I don’t think this will be quite as viscerally entertaining as Joshua-Miller would have been, but it’s definitely more interesting from a stylistic standpoint. I’d like to see more of Joshua’s infighting outside of his killer uppercut, and provided we don’t get the referee from the Joseph Parker fight, whom I believe had a deep-seated phobia of male intimacy due to toxic masculinity and/or a strained relationship with his father, we should see at least some of that against the squat Ruiz.
Possibly not all that much, though. Ruiz has an 8” reach disparity to deal with, and though he boasts fast hands, I’m not sure the rest of him is sufficiently agile to weave his way inside without taking heavy fire. I expect a few fun rounds before Joshua catches Ruiz coming in and plants a seed of doubt that neuters Ruiz’s willingness to put himself at risk, leaving Joshua to rack up the rounds at range. Joshua UD-12

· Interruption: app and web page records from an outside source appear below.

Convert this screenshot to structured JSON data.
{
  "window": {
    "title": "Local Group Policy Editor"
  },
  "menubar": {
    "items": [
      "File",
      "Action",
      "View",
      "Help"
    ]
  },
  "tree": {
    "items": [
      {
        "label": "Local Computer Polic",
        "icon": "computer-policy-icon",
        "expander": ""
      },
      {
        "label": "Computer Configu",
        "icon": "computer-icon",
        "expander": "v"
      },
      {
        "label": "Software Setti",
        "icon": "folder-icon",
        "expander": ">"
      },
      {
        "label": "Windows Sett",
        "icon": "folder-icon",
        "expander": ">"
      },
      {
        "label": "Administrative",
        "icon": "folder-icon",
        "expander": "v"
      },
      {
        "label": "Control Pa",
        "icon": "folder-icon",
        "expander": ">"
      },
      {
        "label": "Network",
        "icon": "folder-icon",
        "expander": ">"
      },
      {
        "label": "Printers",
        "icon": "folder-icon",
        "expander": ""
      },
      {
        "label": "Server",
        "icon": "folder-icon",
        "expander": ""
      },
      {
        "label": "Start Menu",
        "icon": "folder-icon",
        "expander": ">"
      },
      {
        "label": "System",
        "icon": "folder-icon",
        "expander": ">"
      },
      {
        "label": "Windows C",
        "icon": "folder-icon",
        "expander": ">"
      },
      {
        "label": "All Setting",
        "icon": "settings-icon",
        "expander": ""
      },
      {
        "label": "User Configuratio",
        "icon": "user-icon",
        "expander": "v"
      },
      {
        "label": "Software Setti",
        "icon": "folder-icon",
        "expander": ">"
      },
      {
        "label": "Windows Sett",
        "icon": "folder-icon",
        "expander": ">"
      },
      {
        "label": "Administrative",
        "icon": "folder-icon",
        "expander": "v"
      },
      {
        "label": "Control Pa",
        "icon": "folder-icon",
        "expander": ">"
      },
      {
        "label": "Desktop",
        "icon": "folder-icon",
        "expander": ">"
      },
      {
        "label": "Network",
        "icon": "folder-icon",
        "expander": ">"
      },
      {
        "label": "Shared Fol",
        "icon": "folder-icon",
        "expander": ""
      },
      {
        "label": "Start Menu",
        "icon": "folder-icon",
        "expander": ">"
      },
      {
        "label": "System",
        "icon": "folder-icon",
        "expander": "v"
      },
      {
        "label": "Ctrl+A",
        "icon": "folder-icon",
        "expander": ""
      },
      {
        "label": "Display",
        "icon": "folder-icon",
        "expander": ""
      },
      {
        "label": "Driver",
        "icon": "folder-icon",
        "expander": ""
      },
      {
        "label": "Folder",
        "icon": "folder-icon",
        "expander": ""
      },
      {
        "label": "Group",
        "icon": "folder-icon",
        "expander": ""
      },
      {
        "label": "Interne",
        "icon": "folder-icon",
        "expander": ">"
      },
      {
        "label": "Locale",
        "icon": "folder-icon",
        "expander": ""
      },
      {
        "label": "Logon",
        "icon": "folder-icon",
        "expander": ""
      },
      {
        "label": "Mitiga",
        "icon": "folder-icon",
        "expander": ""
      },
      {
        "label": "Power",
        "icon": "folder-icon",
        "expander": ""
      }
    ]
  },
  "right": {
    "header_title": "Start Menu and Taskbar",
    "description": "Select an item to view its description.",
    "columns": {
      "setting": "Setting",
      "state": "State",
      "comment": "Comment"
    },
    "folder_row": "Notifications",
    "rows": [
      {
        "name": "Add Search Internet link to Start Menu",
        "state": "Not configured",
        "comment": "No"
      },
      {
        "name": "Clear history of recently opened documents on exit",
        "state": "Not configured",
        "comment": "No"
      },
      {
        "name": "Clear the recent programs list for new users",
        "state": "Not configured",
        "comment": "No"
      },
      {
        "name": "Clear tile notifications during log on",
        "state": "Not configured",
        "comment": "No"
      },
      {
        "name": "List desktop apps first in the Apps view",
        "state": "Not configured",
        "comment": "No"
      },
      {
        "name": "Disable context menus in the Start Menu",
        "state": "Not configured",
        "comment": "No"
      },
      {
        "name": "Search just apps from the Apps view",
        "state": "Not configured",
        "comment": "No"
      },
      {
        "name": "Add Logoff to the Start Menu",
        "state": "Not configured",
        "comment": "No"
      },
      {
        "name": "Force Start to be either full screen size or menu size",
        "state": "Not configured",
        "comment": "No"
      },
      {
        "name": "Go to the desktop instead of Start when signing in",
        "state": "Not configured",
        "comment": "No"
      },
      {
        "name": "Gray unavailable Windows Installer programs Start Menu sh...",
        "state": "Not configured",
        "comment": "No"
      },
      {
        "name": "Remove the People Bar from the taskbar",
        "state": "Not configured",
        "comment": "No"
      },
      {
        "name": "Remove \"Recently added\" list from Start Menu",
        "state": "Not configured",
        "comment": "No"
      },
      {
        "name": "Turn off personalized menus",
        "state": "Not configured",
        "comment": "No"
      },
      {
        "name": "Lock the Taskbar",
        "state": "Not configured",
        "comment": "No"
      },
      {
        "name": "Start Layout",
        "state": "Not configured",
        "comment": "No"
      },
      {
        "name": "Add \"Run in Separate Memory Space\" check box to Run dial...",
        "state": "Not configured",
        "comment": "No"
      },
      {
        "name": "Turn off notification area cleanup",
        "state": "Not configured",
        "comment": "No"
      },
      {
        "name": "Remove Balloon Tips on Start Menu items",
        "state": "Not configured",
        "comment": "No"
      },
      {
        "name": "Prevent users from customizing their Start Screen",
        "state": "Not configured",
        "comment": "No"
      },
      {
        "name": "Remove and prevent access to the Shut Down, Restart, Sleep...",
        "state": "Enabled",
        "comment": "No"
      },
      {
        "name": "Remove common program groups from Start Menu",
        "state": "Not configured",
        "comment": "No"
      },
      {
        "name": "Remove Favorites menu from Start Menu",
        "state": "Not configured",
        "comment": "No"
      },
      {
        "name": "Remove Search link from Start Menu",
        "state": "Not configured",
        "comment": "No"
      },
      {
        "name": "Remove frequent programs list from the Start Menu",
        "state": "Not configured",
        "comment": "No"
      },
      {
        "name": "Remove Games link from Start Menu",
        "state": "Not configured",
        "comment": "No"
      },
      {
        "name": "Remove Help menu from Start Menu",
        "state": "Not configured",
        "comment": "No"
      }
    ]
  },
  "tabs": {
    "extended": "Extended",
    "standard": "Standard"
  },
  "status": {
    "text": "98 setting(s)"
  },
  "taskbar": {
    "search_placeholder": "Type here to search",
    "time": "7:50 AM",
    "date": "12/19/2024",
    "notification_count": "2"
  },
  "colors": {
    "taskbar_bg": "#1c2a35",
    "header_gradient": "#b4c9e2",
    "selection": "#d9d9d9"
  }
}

Joshua will be looking to make a statement in his first outing on American soil this weekend; Ruiz looks like the perfect opponent — albeit at late notice — to do so against. The fast hands of the Mexican have focused the narrative of a “potential slip up” for AJ, but without that concussive one-punch power, Ruiz will find himself working overtime in trying to land attacks on the champion. He’s likely to fall short and fall in on occasions, leading to a Joshua onslaught. For all his faults, AJ is one of the most clinical finishers in the game — he’ll smell blood within the first three rounds. Joshua should be able to back up Ruiz fairly easily, with the stoppage coming after a barrage on the ropes. Joshua TKO-3